There is no reliable way of dating much of the Ice Age. Geological dates are usually obtained by using the rates of decay of various radioactive elements found in minerals. Some of these rates are suitable for very old rocks but involve increasing errors when used for young rocks; others are suitable for every young rocks and errors increase rapidly in older rocks. Most of the Ice Age spans a period of time for which no element has as appropriate decay rate. Nevertheless, researchers of the pleistocene epoch have developed all sorts of more or less fanciful model sche- mes of how they would have arranged the Ice Age had they been in charge of events. For example, an each classification of Alpine glaciation suggested the existence there of four glaciations, named the Gunz, Mindel, Riss, and Wurm. This succession was based primarily on a series of deposits and events not directly related to glacial and interglacial periods, rather than on the more usual modern method of studying biological remains found in interglacial beds themselves interstratified within glacial deposits. Yet this succession was forced willy- nilly onto the glaciated parts of Northern Europe, where there are partial successions of true glacial ground moraines and interglacial deposits, with hopes of ultimately piecing them together to provide a complete Pleistocene succession. Eradication of the Alpine nomenclature is still proving a Herculean task.
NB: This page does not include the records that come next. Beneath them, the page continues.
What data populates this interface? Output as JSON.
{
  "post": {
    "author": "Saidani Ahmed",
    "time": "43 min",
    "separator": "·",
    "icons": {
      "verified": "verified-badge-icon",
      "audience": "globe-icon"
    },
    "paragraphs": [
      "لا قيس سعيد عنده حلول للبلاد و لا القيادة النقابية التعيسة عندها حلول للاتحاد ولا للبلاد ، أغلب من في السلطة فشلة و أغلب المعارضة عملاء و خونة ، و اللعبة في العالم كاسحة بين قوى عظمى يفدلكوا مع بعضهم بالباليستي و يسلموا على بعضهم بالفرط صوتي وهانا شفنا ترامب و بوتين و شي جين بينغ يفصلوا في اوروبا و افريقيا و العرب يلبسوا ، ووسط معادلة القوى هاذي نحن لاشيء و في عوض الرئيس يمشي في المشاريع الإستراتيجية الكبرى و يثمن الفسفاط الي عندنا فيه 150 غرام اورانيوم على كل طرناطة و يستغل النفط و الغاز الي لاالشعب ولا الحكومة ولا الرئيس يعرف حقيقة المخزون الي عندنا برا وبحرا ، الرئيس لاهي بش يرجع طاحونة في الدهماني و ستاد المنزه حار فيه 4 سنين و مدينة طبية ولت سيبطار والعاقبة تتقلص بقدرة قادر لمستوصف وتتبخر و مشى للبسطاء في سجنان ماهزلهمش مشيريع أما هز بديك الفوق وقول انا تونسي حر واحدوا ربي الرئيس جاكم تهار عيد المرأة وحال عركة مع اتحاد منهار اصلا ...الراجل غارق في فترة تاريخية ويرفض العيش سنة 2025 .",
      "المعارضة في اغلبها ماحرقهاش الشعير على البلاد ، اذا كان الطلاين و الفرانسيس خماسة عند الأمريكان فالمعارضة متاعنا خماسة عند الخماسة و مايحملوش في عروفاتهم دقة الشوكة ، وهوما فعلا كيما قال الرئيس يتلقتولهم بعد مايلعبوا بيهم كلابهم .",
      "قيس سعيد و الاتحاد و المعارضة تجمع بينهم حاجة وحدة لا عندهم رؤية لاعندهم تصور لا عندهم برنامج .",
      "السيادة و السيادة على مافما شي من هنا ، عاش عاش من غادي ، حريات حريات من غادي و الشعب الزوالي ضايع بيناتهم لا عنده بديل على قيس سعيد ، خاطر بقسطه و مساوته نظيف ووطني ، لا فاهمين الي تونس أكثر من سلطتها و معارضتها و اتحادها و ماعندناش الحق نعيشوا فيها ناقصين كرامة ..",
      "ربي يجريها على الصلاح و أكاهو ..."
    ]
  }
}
There is no conclusive evidence about the relative length, complexity, and temperatures of the various glacial and interglacial periods. We do not know whether we live in a postglacial period or an interglacial period. The chill truth seems to be that we are already past the optimum climate of postglacial time. Studies of certain fossil distributions and of the pollen of certain temperate plants suggest decreases of a degree or two in both summer and winter temperatures and, therefore, that we may be in the declining climatic phase leading to glaciation and extinction.